Council hears from China trip protestors
Just one week after Cape Coral City Council narrowly approved a taxpayer-funded trip to China for a city delegation of five, residents took to the podium Monday to express their displeasure.
Council voted 4-3 last week to approve the trip at a cost of $17,000.
The trip, which added an additional stop in Chengdu for a day before heading to Baise for two as part of a sister-city exchange, was not on the May 13 meeting agenda. Mayor Joe Coviello had tabled discussion the previous week in the wake of some Council concerns.
Those who voted against the trip – Councilmembers John Gunter, Jennifer Nelson and Jessica Cosden – had expressed concerns about transparency and protocol as not only was the matter not on the agenda, it also was not added at the start of the meeting as council rules state.
Resident Lynn Rosco was the most critical speaker this Monday, bringing up those issues and others, including possible public meeting violations and international concerns.
“You ignored the people’s rights, your own rules and Florida law on transparency. If citizens broke your rules, you would be bent on penalizing us,” Rosco said in an exchange with the mayor. “Why do you insist on this trip in the middle of a trade war?

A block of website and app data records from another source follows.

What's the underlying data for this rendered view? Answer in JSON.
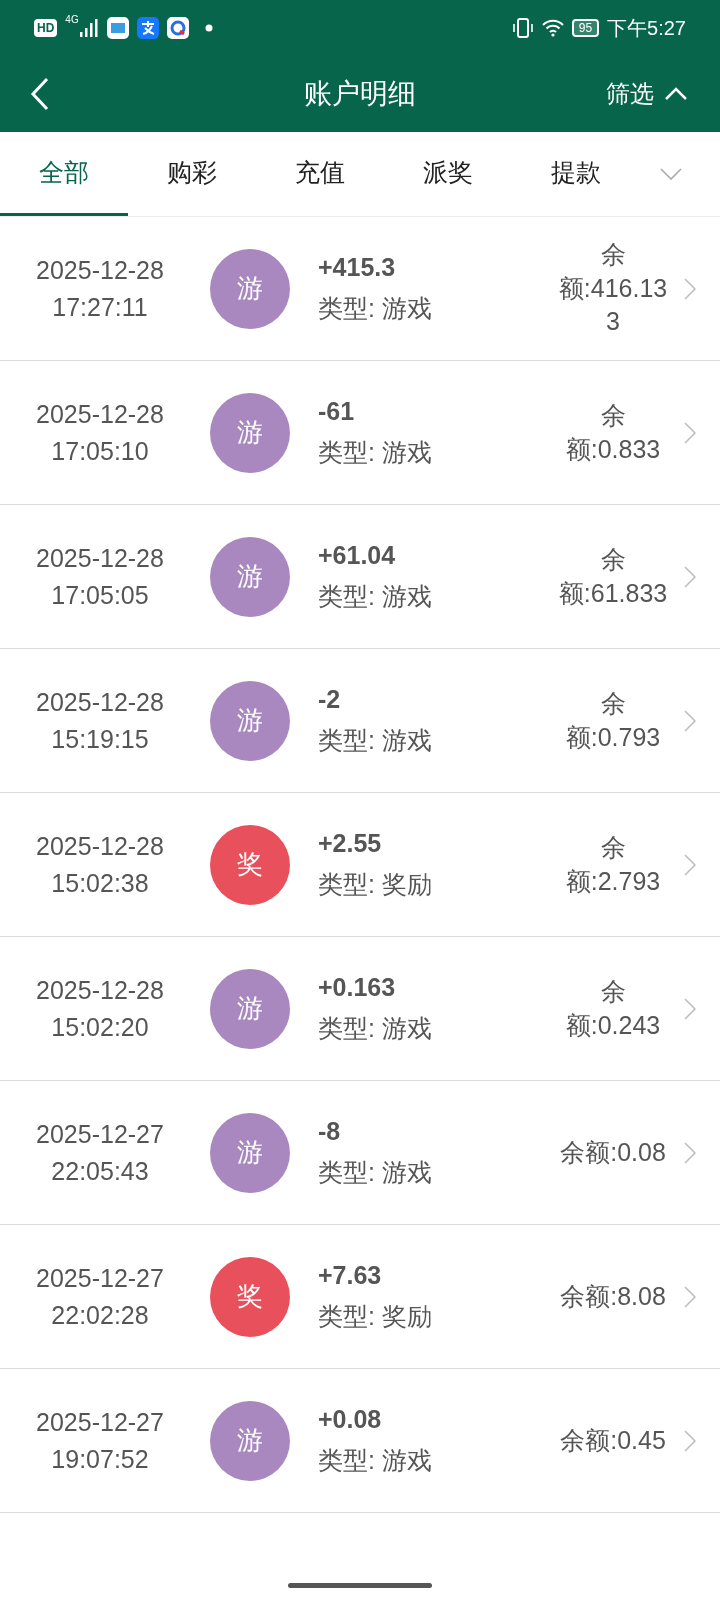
{
  "status_bar": {
    "hd": "HD",
    "network": "4G",
    "battery": "95",
    "time": "下午5:27"
  },
  "nav": {
    "title": "账户明细",
    "filter": "筛选"
  },
  "tabs": [
    {
      "label": "全部",
      "selected": true
    },
    {
      "label": "购彩",
      "selected": false
    },
    {
      "label": "充值",
      "selected": false
    },
    {
      "label": "派奖",
      "selected": false
    },
    {
      "label": "提款",
      "selected": false
    }
  ],
  "records": [
    {
      "date": "2025-12-28",
      "time": "17:27:11",
      "badge": "游",
      "color": "#a988bf",
      "amount": "+415.3",
      "type": "类型: 游戏",
      "balance": "余额:416.133"
    },
    {
      "date": "2025-12-28",
      "time": "17:05:10",
      "badge": "游",
      "color": "#a988bf",
      "amount": "-61",
      "type": "类型: 游戏",
      "balance": "余额:0.833"
    },
    {
      "date": "2025-12-28",
      "time": "17:05:05",
      "badge": "游",
      "color": "#a988bf",
      "amount": "+61.04",
      "type": "类型: 游戏",
      "balance": "余额:61.833"
    },
    {
      "date": "2025-12-28",
      "time": "15:19:15",
      "badge": "游",
      "color": "#a988bf",
      "amount": "-2",
      "type": "类型: 游戏",
      "balance": "余额:0.793"
    },
    {
      "date": "2025-12-28",
      "time": "15:02:38",
      "badge": "奖",
      "color": "#e8505b",
      "amount": "+2.55",
      "type": "类型: 奖励",
      "balance": "余额:2.793"
    },
    {
      "date": "2025-12-28",
      "time": "15:02:20",
      "badge": "游",
      "color": "#a988bf",
      "amount": "+0.163",
      "type": "类型: 游戏",
      "balance": "余额:0.243"
    },
    {
      "date": "2025-12-27",
      "time": "22:05:43",
      "badge": "游",
      "color": "#a988bf",
      "amount": "-8",
      "type": "类型: 游戏",
      "balance": "余额:0.08"
    },
    {
      "date": "2025-12-27",
      "time": "22:02:28",
      "badge": "奖",
      "color": "#e8505b",
      "amount": "+7.63",
      "type": "类型: 奖励",
      "balance": "余额:8.08"
    },
    {
      "date": "2025-12-27",
      "time": "19:07:52",
      "badge": "游",
      "color": "#a988bf",
      "amount": "+0.08",
      "type": "类型: 游戏",
      "balance": "余额:0.45"
    }
  ]
}
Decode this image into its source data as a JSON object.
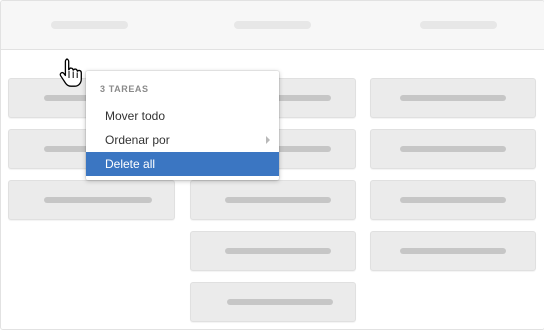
{
  "context_menu": {
    "heading": "3 TAREAS",
    "items": [
      {
        "label": "Mover todo",
        "has_submenu": false,
        "selected": false
      },
      {
        "label": "Ordenar por",
        "has_submenu": true,
        "selected": false
      },
      {
        "label": "Delete all",
        "has_submenu": false,
        "selected": true
      }
    ]
  },
  "columns": [
    {
      "card_count": 3
    },
    {
      "card_count": 5
    },
    {
      "card_count": 4
    }
  ],
  "colors": {
    "selected_item_bg": "#3b76c2",
    "card_bg": "#ebebeb",
    "placeholder_bar": "#c6c6c6"
  },
  "icons": {
    "cursor": "hand-pointer-icon",
    "submenu": "chevron-right-icon"
  }
}
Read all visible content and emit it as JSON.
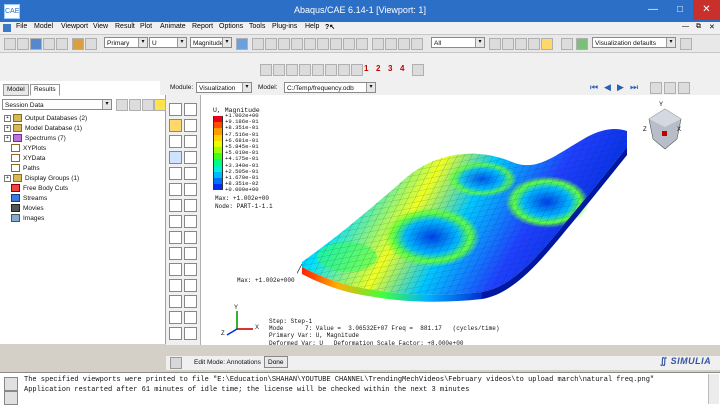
{
  "window": {
    "title": "Abaqus/CAE 6.14-1 [Viewport: 1]",
    "app_icon_text": "CAE"
  },
  "menu": {
    "items": [
      "File",
      "Model",
      "Viewport",
      "View",
      "Result",
      "Plot",
      "Animate",
      "Report",
      "Options",
      "Tools",
      "Plug-ins",
      "Help"
    ],
    "help_glyph": "?",
    "help_arrow": "↖"
  },
  "toolbar": {
    "primary_combo": "Primary",
    "variable_combo": "U",
    "invariant_combo": "Magnitude",
    "select_all_combo": "All",
    "visualization_combo": "Visualization defaults",
    "view_numbers": [
      "1",
      "2",
      "3",
      "4"
    ]
  },
  "context": {
    "module_label": "Module:",
    "module_value": "Visualization",
    "model_label": "Model:",
    "model_value": "C:/Temp/frequency.odb"
  },
  "left_panel": {
    "tabs": [
      "Model",
      "Results"
    ],
    "active_tab": "Results",
    "session_combo": "Session Data",
    "tree": [
      {
        "label": "Output Databases (2)",
        "expander": "+"
      },
      {
        "label": "Model Database (1)",
        "expander": "+"
      },
      {
        "label": "Spectrums (7)",
        "expander": "+"
      },
      {
        "label": "XYPlots",
        "expander": ""
      },
      {
        "label": "XYData",
        "expander": ""
      },
      {
        "label": "Paths",
        "expander": ""
      },
      {
        "label": "Display Groups (1)",
        "expander": "+"
      },
      {
        "label": "Free Body Cuts",
        "expander": ""
      },
      {
        "label": "Streams",
        "expander": ""
      },
      {
        "label": "Movies",
        "expander": ""
      },
      {
        "label": "Images",
        "expander": ""
      }
    ]
  },
  "legend": {
    "title": "U, Magnitude",
    "values": [
      "+1.002e+00",
      "+9.186e-01",
      "+8.351e-01",
      "+7.516e-01",
      "+6.681e-01",
      "+5.845e-01",
      "+5.010e-01",
      "+4.175e-01",
      "+3.340e-01",
      "+2.505e-01",
      "+1.670e-01",
      "+8.351e-02",
      "+0.000e+00"
    ],
    "colors": [
      "#e8001a",
      "#ff4d00",
      "#ff9a00",
      "#ffd400",
      "#e6ff00",
      "#9cff00",
      "#40ff20",
      "#00ff80",
      "#00f0d0",
      "#00b8ff",
      "#0070ff",
      "#0030e8",
      "#0000c0"
    ],
    "max_line": "Max: +1.002e+00",
    "node_line": "Node: PART-1-1.1"
  },
  "max_annotation": "Max: +1.002e+000",
  "triad": {
    "x": "X",
    "y": "Y",
    "z": "Z"
  },
  "view_cube": {
    "x": "X",
    "y": "Y",
    "z": "Z"
  },
  "step_info": {
    "line1": "Step: Step-1",
    "line2": "Mode      7: Value =  3.06532E+07 Freq =  881.17   (cycles/time)",
    "line3": "Primary Var: U, Magnitude",
    "line4": "Deformed Var: U   Deformation Scale Factor: +8.000e+00"
  },
  "prompt": {
    "text": "Edit Mode: Annotations",
    "done_label": "Done"
  },
  "brand": {
    "logo_text": "SIMULIA"
  },
  "messages": [
    "The specified viewports were printed to file \"E:\\Education\\SHAHAN\\YOUTUBE CHANNEL\\TrendingMechVideos\\February videos\\to upload march\\natural freq.png\"",
    "Application restarted after 61 minutes of idle time; the license will be checked within the next 3 minutes"
  ]
}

What about the American companies we could be pursuing?”
John Karcher of the Northwest Cape Neighborhood Association said public input was everything but it was apparent last week’s “public” was loaded with those who spoke in favor of the trip.
“Public input was hijacked by an invited few who ensured the measure passed on an improper vote. Being sneaky only reduces people’s respect for you. Three council members stepped up and said we needed transparency and suggested an alternative (such as a special meeting). We thank them for their integrity,” Karcher said.
Former mayor Marni Sawicki also spoke, saying that when the sister city idea started in her administration and it was simply a proclamation.
“If this trip had been brought to me, I would have asked questions such as what are the benefits and where would they go,” Sawicki said.
After public comment, Council-member John Carioscia asked City Attorney Dolores Menendez her legal opinion on whether council a violated state Sunshine Laws with its vote.
Menendez said council did not.
“The statutes require citizen input before most votes are taken. That does not have to happen right before the votes are taken, nor at the same meeting,” Menendez said. “There have been ample opportunities to do that. In fact, there have been 10 or 15 times to do that since the trip was proposed.”